How to maintain the current ‘can do’ culture
Now that your team has delivered a six-month project in days – built a customer community, stood up a virtual service centre, launched an ecommerce site – work out what enabled this incredible feat. And bottle it.
We’ve seen so many articles, videos, infographics, frameworks, opinions and editorials on how to ‘survive and thrive’, or ‘pivot’ during a crisis. But I’m hearing one question echoing through virtual conference rooms now: “How did we do in five weeks what would typically take us five years?”.
In some organisations, new customer communities and remote contact centres have been stood up in days, interactive self-assessment tools have been built and integrated with hospital systems, thousands of new employees have been on-boarded in a week. Engineers and academics have collaborated to reverse-engineer existing health devices and design new ones for fast 3D printing.
And we saw clothing producers make scrubs or distilleries make sanitiser. Both might sound small, but they’re significant – some of these are small businesses that launched to market completely new products based on demand at lightning speed. The yoga studios that offered online classes within days despite a lack of ecommerce experience – they diversified their income streams and formed relationships with entirely new customer bases.
The challenge now is to find the incredible projects or innovations in your organisation, and harness the new behaviours, processes and ways of operating that took them from ‘impossible’ to ‘done’.
Here’s how to find the goodness, capture it and use it to accelerate to growth post-pandemic.
1. Communicate the importance of looking back
In the haste surrounding recovery efforts, it will be so easy for your team to overlook this important retrospective process. So start talking about it now and encourage your team to think about where they have seen incredible achievement within the company or outside it.
Share with them examples of other companies’ and communities’ achievements to get them started on thinking about this, from the big ones – launching remote service centres, reverse-engineering ventilators – to the small ones – selling sanitiser, launching online yoga.
“You can’t connect the dots looking forward.
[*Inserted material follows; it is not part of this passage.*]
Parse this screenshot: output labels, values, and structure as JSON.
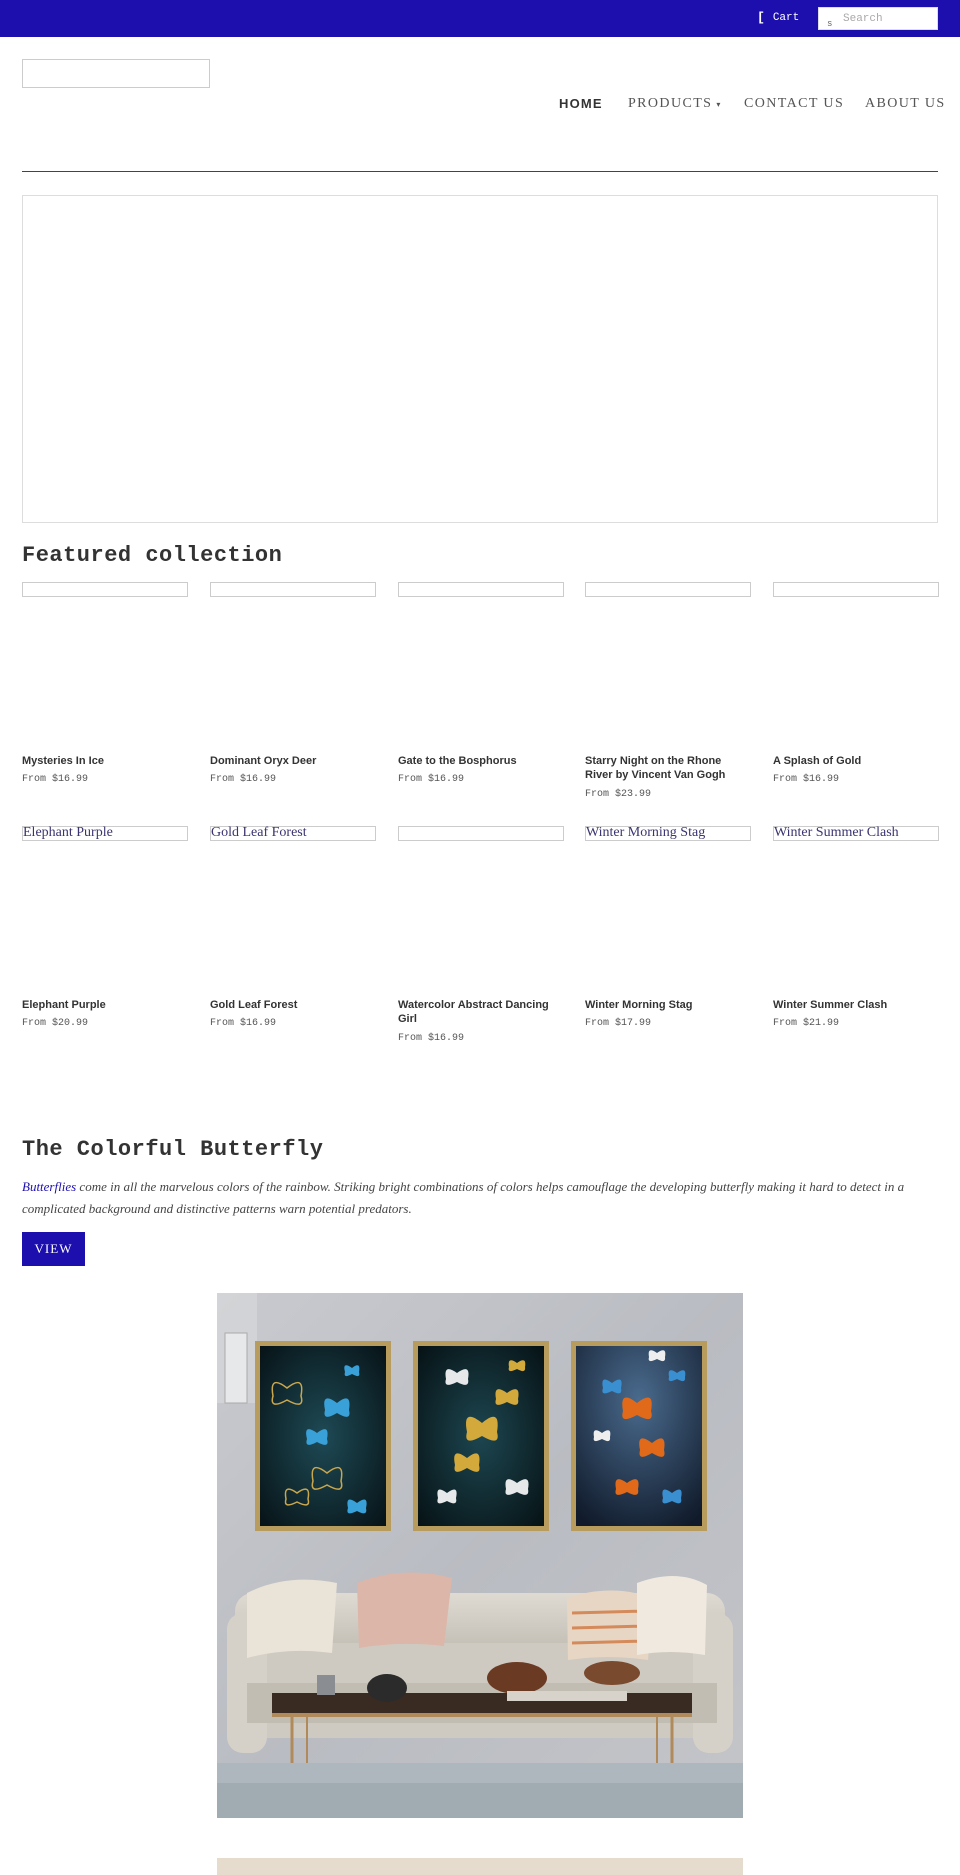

You can only connect them looking backwards.”
Make sure there are examples that match your company’s size, and possibly even some from your industry, and talk about the impact of these initiatives on the companies and their communities beyond ‘they answered service calls’ and ‘they sold sanitiser’. What did these changes mean in the moment? What do they mean for the future of that company?
2. Invest time and a senior leader
The importance of this initiative will be reflected by who owns it. You’ve done the hard work of getting the team invested in the project at step one but to relegate it to a junior team member now would dilute the impact it could have – and would communicate that the findings will not necessarily be heard by leadership.
Appoint an executive sponsor, ask for a plan and monitor progress in leadership meetings.
3. Use a retrospective framework
Use a retrospective framework to determine what worked, how it was different and who made the difference.
What processes were circumvented, ignored or consciously deleted, and what new processes were used?
What new tools were used and what old tools were left behind?
Who collaborated, how did they collaborate and why did the collaboration work?
Importantly, understand any new risk that may have arisen as a result of the different ways of working, and ask whether those different ways of working are sustainable – were they just the right approach for a time of crisis but too risky for business as usual? Don’t be too coy here – really push to make sure the risks are real and not just uncomfortable.
4. Celebrate the wins and the heroes along the way
Set a regular schedule for yourself to celebrate heroes as they’re discovered. Your project team will be asking various people for information along the way about what they achieved and how, so it’s important to keep everyone’s interest. Whether it’s in a weekly all-hands call or on the all-company chat, highlight those who’ve tried new ways of working or taken risks, whether they’re in your teams or they’re your partners and suppliers.
5. Codify the goodness
To make sure the new behaviours that enabled your team to move mountains continue in the post-pandemic era, they need to become part of your organisation’s processes and be embedded in the culture of the business.
“Comfort and growth will never co-exist.”
It will be tempting to just keep going. It will be tempting to celebrate the achievements – the ‘what’ – but still to get straight back to the old processes and behaviours – forgetting the ‘how’. Forgetting about how the amazing changes occured carries risk that competitors will harness their teams’ new abilities and accelerate to growth.
So take the time to consider how you make decisions, how you work, how you engage with your customers and suppliers, and how you serve society, all to make the most of the incredible work your team has done in difficult circumstances and to set your business up for growth.
Jackie Cook is Senior Director, Transformation Advisor at Salesforce.
The work.com COVID-19 Response Playbook guides leaders through a phased approach to stabilising and reopening a business, and accelerating towards growth.